As a result, we see the trend of local community buildings offering housing services, which enable the elderly to remain in their homes, whilst having access to 24/7 care and support. This trend can be witnessed not only in the Netherlands but also in Switzerland, Austria, Germany, Belgium, the UK and the US.

Student housing
A further consequence of the ageing population is a new type of student housing. Across the world, students struggle with finding reasonably priced accommodation, particularly in densely populated cities where housing prices are already high, such as New York, London or Amsterdam.

Students are often cash poor but time rich, whilst the elderly are better off but starved of company. Hence the trend for purpose-built properties that offer students low cost accommodation in exchange for their time: students living under the same roof as elderly people, providing basic care and, importantly, company.

This development seems to have originated in the Netherlands but has spread to the US. Pairing programmes offer US students the chance to move rent-free into retirement homes.
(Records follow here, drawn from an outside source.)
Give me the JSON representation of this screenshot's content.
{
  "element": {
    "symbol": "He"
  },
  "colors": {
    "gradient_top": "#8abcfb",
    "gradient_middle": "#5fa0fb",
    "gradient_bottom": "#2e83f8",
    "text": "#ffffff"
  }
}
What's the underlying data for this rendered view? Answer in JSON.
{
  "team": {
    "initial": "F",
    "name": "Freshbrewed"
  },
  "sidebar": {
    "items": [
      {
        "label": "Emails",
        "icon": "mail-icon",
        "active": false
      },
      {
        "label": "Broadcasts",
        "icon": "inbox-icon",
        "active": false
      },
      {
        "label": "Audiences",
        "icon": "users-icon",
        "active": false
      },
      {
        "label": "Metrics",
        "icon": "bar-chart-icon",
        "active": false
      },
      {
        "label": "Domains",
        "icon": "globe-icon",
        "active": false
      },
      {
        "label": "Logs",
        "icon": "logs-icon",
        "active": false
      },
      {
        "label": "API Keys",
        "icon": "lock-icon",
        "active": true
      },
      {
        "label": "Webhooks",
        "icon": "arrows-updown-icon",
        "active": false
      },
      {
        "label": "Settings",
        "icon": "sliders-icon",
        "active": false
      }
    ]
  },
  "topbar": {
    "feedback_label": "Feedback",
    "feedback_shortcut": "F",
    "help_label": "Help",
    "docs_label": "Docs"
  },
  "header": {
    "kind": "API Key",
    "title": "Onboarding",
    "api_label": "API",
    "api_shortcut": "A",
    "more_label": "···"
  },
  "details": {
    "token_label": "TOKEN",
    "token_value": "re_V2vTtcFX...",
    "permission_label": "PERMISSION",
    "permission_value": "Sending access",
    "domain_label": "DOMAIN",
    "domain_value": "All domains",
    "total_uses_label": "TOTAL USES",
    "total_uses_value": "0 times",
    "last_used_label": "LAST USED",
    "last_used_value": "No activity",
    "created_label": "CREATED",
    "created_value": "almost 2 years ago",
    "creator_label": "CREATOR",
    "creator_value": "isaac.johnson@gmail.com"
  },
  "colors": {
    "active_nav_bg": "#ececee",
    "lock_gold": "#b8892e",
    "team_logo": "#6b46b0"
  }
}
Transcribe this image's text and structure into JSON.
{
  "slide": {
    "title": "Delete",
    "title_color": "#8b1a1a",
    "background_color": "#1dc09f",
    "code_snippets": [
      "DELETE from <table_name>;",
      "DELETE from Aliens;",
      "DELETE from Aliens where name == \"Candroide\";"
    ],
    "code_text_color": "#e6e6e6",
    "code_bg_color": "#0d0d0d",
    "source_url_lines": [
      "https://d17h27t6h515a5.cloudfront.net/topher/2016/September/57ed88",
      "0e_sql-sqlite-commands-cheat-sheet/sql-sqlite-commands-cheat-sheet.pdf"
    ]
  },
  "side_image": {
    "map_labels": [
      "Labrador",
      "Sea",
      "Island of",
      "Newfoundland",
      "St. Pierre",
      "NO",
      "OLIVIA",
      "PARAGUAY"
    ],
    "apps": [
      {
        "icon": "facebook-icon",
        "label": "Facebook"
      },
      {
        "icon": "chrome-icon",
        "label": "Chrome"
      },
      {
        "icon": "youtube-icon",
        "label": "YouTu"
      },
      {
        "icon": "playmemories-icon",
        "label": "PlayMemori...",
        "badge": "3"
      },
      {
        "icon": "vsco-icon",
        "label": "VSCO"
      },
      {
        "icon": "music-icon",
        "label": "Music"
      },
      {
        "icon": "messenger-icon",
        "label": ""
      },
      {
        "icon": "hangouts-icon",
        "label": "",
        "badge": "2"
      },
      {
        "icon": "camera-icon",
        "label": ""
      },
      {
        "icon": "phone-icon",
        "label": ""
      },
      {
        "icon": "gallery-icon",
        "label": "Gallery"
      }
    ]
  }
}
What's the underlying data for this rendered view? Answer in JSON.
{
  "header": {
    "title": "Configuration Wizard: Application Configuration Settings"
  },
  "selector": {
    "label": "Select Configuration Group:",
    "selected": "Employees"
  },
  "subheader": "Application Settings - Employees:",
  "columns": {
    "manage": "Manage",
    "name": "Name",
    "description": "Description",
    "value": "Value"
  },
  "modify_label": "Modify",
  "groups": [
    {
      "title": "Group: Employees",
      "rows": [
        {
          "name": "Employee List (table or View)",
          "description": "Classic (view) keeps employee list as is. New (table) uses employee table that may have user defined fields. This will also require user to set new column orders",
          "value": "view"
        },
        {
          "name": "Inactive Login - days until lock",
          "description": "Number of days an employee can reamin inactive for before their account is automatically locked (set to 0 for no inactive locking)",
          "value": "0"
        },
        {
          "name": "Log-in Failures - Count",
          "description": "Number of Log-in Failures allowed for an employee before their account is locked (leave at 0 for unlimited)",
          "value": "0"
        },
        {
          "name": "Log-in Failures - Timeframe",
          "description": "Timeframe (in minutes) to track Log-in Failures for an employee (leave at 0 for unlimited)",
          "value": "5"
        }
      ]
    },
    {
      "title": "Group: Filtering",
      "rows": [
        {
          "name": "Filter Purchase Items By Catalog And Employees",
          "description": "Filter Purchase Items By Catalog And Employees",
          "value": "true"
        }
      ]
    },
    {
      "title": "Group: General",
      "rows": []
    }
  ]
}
Lagging slightly behind is the UK where home-share schemes – whereby students live for free at the private residence of an older person, in exchange for chores performed and time spent in company - are popular.

The purpose-built properties popular in the Netherlands are not yet widespread globally. Nonetheless, with the ageing population on the rise, it will be interesting to mark property investors reaction to the trend worldwide.

Tax and legislation
Although the ageing population presents opportunities for property developers across the globe, in this case, tax legislation is yet to catch up with trends in real estate market. EU VAT legislation dictates that the care and cure industry remain exempt from tax, while real estate transactions remain taxable – making investment in elderly care property a complicated process.

Such VAT exempt turnover does not allow for deduction of input VAT. So new development of elderly housing, triggering VAT on construction costs, affects the business case for investors. Moreover, influenced by EC tax jurisprudence, the Netherlands expects a law change in January of next year regarding land destined for construction. Solutions may be available in redevelopment of existing properties in such a way that VAT costs are limited; a process requiring careful planning and possibly rulings with the tax authorities.

In the Netherlands new legislation is expected to be implemented soon for commercial organisations who carry out medical care for those living in accommodation like a nursing or elderly home. These organisations are allowed to apply a VAT exemption on their care services, but not for provision of food and beverages. 20% of the monthly payments made by the residents goes toward sustenance, this figure is fixed by tax authorities. This means only a limited part of the VAT on the building costs and other investment costs is deductible.

When the new legislation comes in to effect, all services including food and beverage provision will be exempt from VAT, meaning no input VAT will be deductible anymore. This will not only impact future costs and investments, but will also be applied to investments made in the past. The EU Council Directive 2006/112/EC states that the initial deduction shall be adjusted if the deducted VAT is higher or lower than that to which the taxable person was entitled. In the Netherlands this means VAT on building costs, renovation or new immovable property, will have to be paid back over a period of 5-10 years which may impact investors decisions. 

If you would like to discuss the issues raised in this blog, please contact Arjan Endhoven.




[3] Japan Statistics Bureau via